[What needs to be done]:
Search the listing below, and show each line that includes the word "with".
►
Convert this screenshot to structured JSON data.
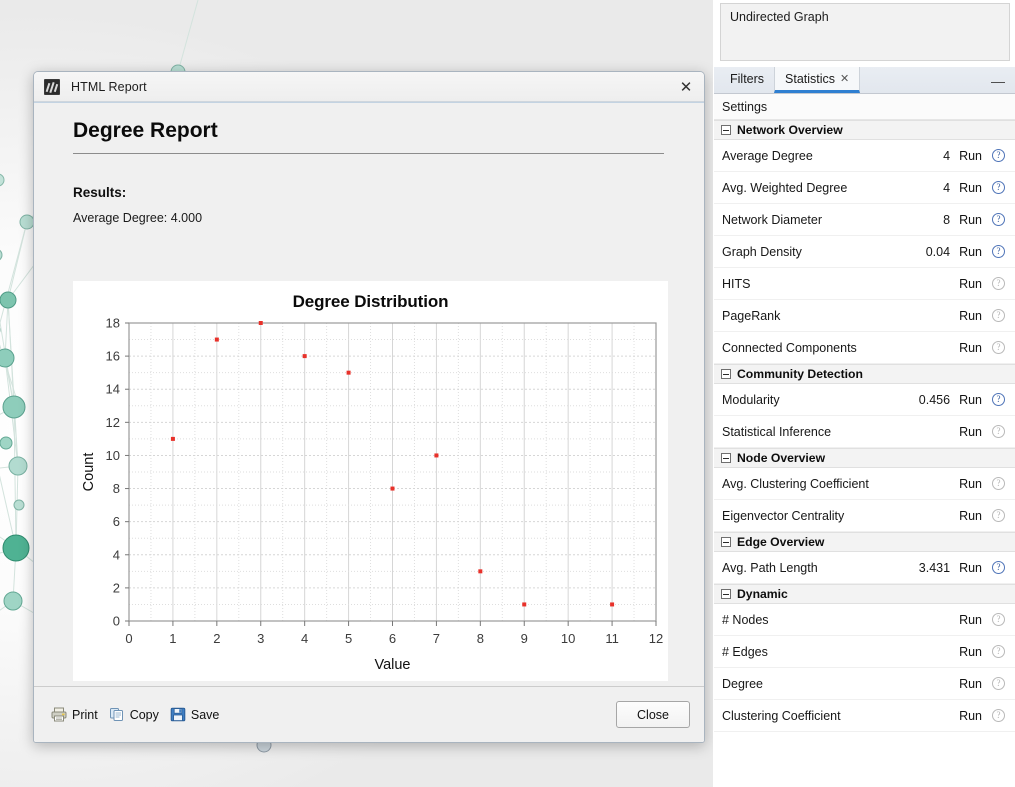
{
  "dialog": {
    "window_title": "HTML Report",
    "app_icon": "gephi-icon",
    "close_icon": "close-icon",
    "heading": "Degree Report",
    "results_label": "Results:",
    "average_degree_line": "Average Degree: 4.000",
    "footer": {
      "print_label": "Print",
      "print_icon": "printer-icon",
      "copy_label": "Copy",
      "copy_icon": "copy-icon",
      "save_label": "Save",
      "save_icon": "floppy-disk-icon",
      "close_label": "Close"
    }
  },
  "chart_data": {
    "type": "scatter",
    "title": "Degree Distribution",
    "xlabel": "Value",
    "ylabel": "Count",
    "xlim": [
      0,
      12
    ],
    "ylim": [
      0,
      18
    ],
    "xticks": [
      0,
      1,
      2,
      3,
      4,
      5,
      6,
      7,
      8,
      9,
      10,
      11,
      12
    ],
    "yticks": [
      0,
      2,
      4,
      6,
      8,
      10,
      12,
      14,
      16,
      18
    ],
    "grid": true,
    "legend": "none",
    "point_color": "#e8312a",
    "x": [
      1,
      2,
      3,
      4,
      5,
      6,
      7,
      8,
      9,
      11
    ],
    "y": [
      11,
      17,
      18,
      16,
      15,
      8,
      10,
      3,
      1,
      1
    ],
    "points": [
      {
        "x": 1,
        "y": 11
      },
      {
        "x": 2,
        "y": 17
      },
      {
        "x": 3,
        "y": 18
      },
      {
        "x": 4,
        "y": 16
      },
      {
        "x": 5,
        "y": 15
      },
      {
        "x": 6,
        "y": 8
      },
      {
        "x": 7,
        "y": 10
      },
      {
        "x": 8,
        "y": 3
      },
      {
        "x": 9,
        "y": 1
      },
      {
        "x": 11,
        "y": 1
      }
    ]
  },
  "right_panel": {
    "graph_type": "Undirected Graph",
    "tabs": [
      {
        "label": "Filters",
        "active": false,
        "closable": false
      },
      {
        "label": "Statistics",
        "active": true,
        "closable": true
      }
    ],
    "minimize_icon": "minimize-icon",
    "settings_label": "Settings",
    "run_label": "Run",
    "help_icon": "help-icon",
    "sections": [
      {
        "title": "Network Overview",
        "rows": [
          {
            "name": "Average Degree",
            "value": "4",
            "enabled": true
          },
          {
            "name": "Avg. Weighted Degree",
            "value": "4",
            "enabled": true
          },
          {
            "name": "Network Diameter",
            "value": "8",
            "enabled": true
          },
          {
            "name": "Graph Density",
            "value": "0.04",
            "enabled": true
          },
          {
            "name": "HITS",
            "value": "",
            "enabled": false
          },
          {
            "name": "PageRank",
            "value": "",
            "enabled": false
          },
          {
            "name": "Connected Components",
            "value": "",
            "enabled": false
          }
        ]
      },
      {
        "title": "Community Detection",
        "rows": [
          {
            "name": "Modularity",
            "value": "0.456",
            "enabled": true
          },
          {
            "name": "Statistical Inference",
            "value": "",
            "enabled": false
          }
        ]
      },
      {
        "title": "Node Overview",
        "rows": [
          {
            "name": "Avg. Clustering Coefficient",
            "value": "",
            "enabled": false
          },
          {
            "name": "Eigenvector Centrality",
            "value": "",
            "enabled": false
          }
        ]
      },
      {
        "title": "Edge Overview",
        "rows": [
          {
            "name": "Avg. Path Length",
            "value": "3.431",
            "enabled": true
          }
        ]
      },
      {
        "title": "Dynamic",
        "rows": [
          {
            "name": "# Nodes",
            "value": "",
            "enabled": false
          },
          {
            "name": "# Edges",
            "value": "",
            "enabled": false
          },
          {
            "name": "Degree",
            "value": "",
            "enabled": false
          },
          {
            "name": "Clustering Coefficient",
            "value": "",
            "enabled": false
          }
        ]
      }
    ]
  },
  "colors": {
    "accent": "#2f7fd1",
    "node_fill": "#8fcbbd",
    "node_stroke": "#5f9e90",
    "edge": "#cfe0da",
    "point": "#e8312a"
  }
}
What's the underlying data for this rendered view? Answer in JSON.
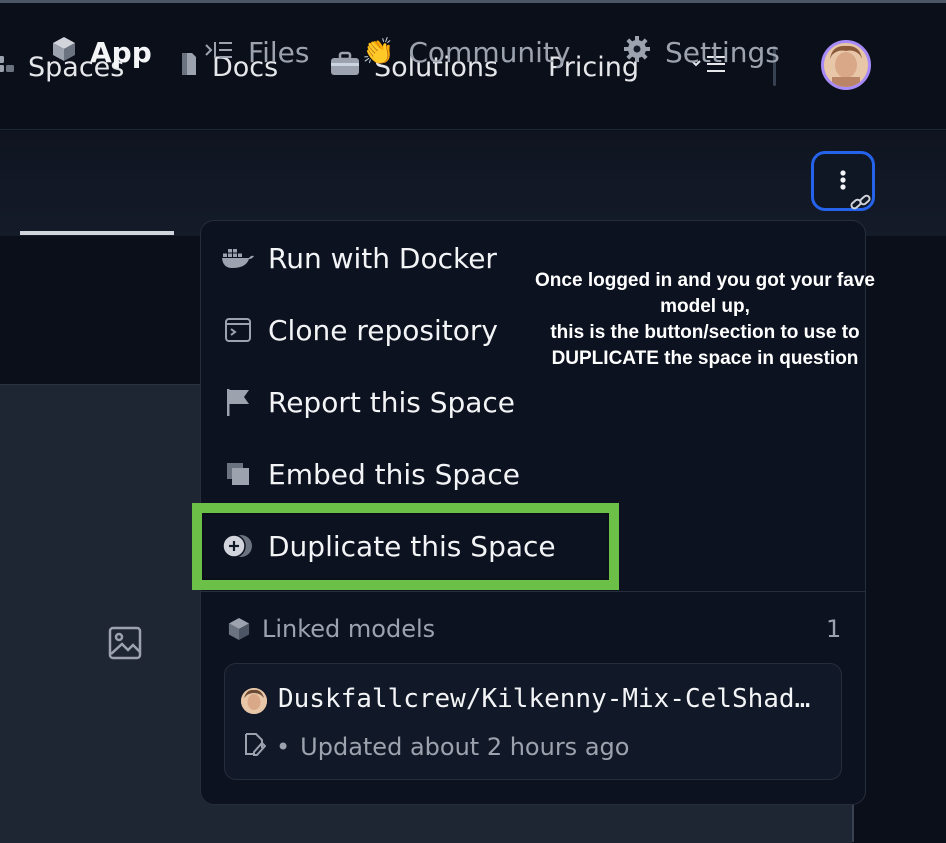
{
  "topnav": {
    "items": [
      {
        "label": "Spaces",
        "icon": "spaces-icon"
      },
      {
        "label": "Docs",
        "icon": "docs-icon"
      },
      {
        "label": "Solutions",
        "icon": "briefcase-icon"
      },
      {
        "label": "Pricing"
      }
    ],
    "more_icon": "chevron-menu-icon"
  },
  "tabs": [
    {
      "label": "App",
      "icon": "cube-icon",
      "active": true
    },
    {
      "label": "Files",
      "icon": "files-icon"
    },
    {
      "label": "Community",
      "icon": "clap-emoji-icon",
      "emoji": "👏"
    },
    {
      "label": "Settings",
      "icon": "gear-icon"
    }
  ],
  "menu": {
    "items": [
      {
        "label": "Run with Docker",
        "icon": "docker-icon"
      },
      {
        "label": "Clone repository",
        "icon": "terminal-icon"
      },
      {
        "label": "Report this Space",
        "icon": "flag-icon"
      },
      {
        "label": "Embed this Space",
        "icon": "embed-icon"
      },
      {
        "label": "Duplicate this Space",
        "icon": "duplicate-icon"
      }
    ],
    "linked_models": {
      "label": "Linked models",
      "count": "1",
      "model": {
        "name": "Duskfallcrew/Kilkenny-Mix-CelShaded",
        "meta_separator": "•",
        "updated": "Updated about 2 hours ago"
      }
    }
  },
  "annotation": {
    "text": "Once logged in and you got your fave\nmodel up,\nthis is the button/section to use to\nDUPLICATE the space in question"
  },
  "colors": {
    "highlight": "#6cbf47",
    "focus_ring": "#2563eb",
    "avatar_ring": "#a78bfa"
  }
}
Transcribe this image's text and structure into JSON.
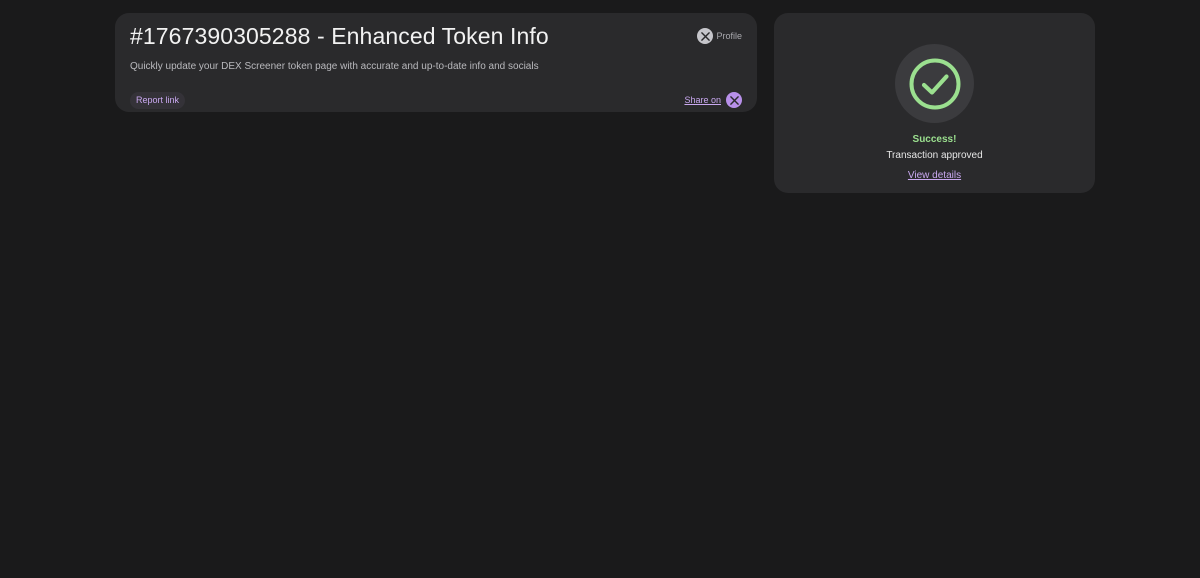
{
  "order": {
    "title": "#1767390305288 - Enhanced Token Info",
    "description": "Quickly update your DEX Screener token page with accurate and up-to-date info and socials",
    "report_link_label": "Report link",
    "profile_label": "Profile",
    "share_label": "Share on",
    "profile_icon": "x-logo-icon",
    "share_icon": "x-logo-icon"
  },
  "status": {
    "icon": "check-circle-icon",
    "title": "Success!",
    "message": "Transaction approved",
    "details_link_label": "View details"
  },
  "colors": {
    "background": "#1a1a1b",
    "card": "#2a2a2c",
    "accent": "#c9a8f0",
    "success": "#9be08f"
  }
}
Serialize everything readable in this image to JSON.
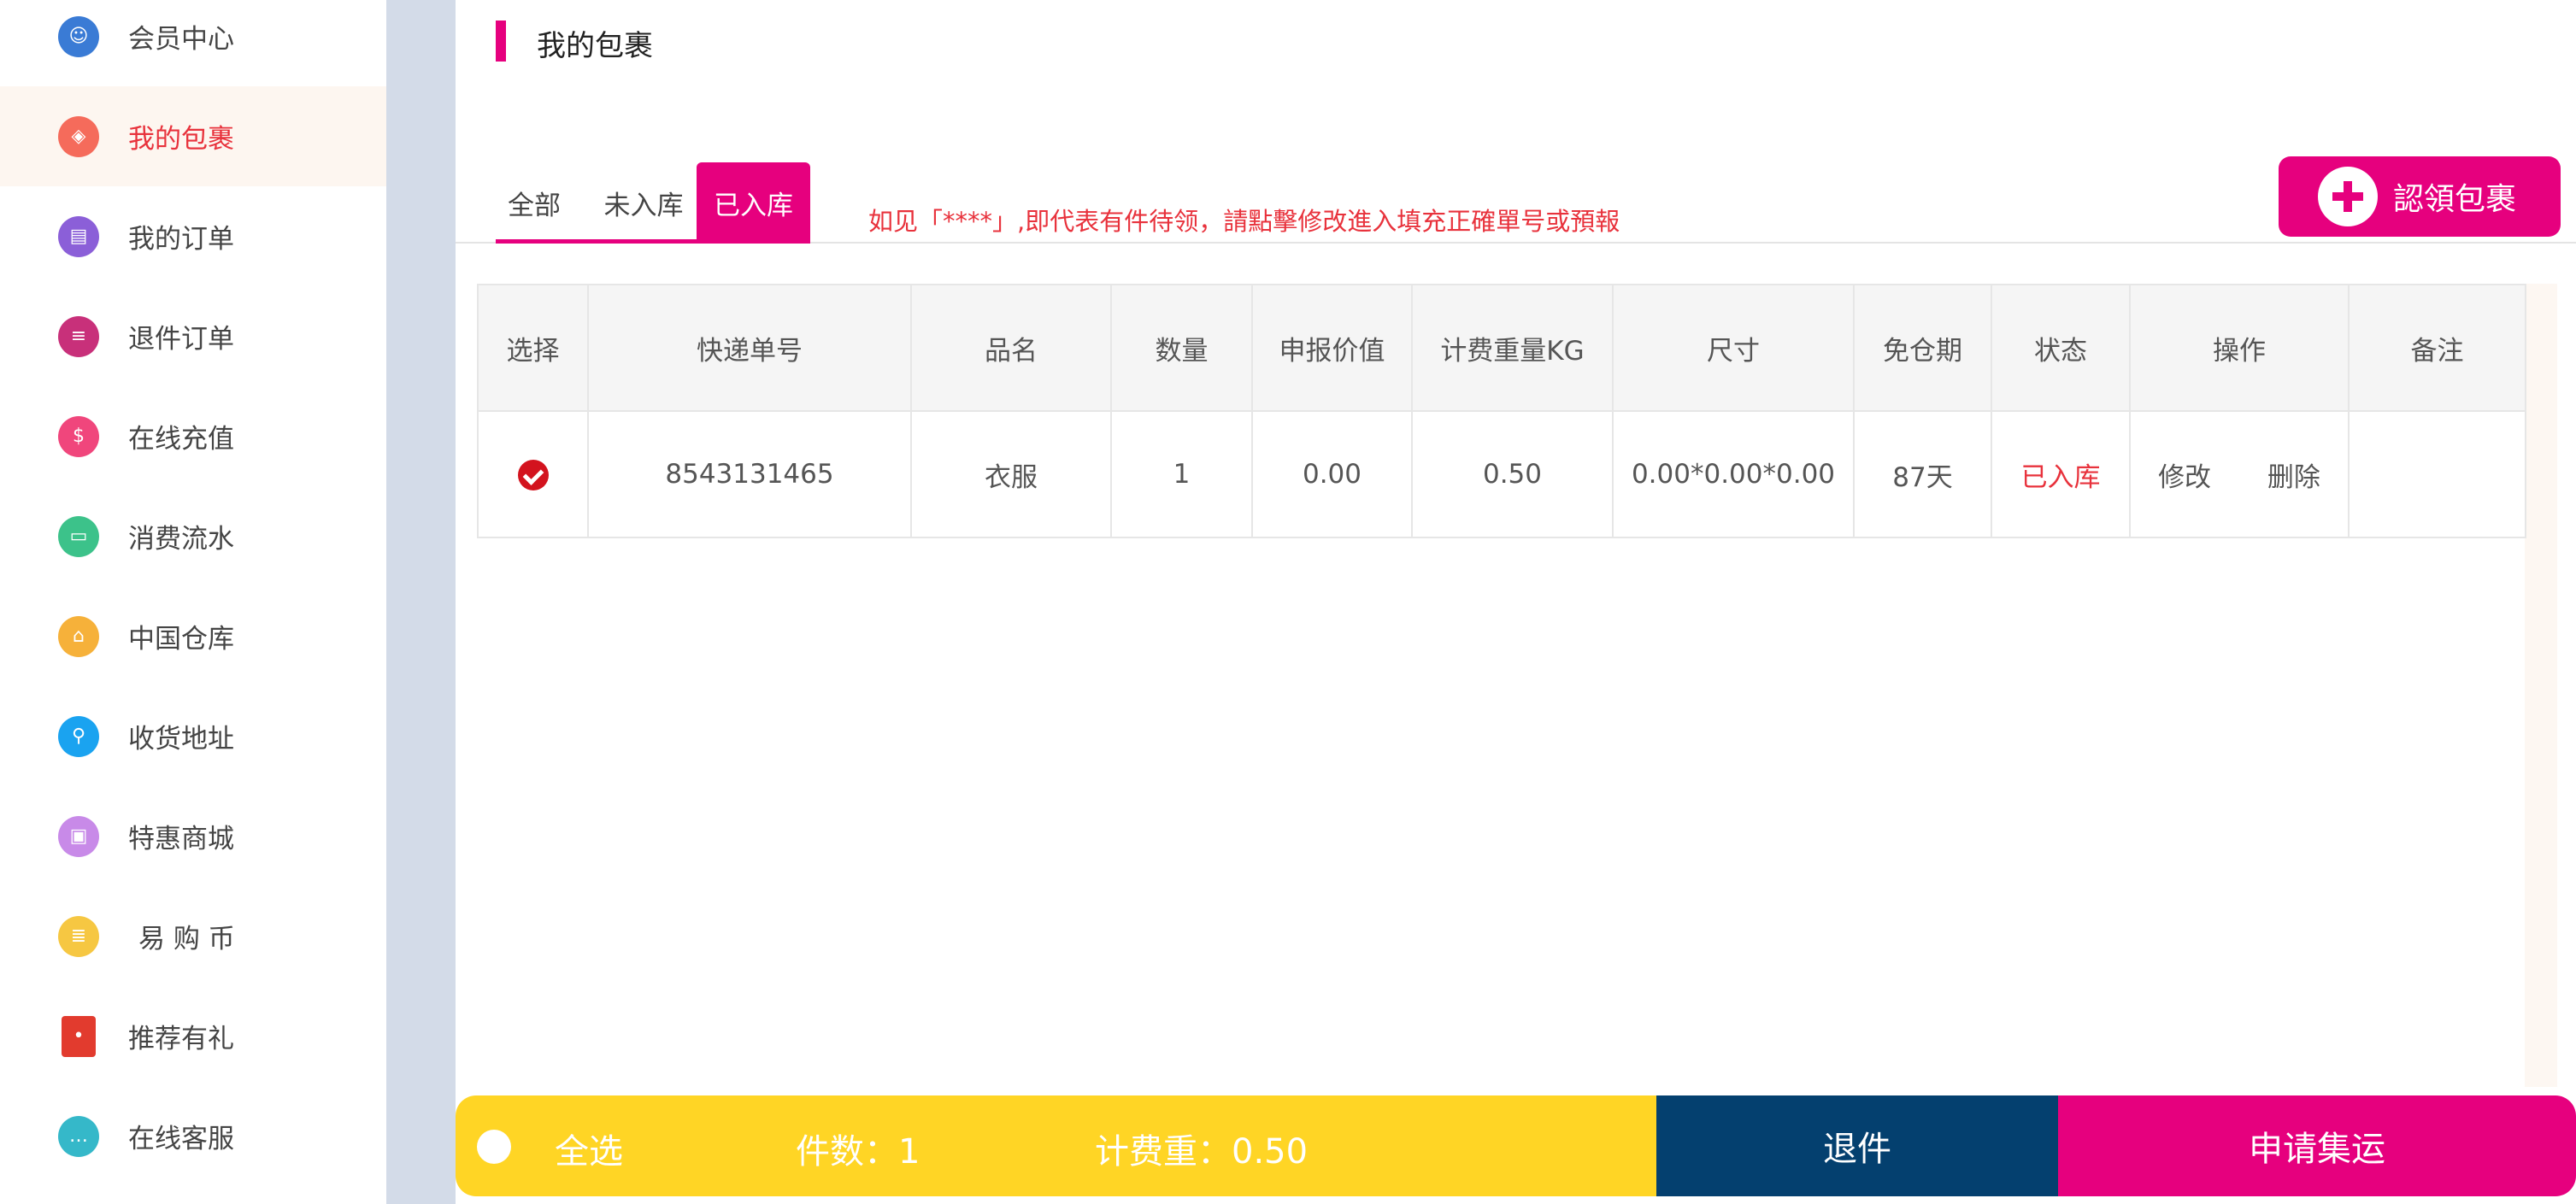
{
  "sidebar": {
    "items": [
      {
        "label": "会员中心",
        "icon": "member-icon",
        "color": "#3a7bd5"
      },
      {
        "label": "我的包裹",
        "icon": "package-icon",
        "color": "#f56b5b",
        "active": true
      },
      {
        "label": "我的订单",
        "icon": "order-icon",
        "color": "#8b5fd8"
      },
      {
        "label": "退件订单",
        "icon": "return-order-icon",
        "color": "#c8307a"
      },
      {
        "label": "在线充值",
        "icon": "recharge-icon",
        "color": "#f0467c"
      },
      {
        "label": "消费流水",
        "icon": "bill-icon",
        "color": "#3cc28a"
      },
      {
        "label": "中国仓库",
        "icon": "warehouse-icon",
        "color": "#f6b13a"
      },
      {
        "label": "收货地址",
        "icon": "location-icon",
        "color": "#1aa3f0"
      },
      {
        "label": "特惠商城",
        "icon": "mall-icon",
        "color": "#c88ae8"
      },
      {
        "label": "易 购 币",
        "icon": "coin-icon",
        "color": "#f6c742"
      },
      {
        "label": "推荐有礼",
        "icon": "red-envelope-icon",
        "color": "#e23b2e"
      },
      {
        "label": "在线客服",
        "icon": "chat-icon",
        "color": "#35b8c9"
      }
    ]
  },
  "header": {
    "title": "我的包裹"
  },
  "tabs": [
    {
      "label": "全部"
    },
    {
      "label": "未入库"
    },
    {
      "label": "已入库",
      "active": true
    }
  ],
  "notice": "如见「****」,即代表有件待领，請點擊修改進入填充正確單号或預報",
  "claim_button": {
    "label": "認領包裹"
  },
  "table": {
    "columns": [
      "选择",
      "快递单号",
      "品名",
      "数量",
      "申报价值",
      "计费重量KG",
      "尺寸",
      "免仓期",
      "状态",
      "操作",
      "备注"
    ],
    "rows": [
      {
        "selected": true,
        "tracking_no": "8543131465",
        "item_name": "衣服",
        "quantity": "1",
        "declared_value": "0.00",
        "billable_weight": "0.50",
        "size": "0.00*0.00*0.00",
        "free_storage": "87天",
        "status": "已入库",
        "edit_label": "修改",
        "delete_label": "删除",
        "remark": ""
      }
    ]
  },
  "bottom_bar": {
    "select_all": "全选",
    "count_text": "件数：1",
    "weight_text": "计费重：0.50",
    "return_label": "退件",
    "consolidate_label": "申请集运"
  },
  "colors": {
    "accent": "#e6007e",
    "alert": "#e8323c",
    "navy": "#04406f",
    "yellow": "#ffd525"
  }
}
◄
[Solution for this problem]:
        "label": "Run with Docker",
    "description": "Quickly update your DEX Screener token page with accurate and up-to-date info and socials",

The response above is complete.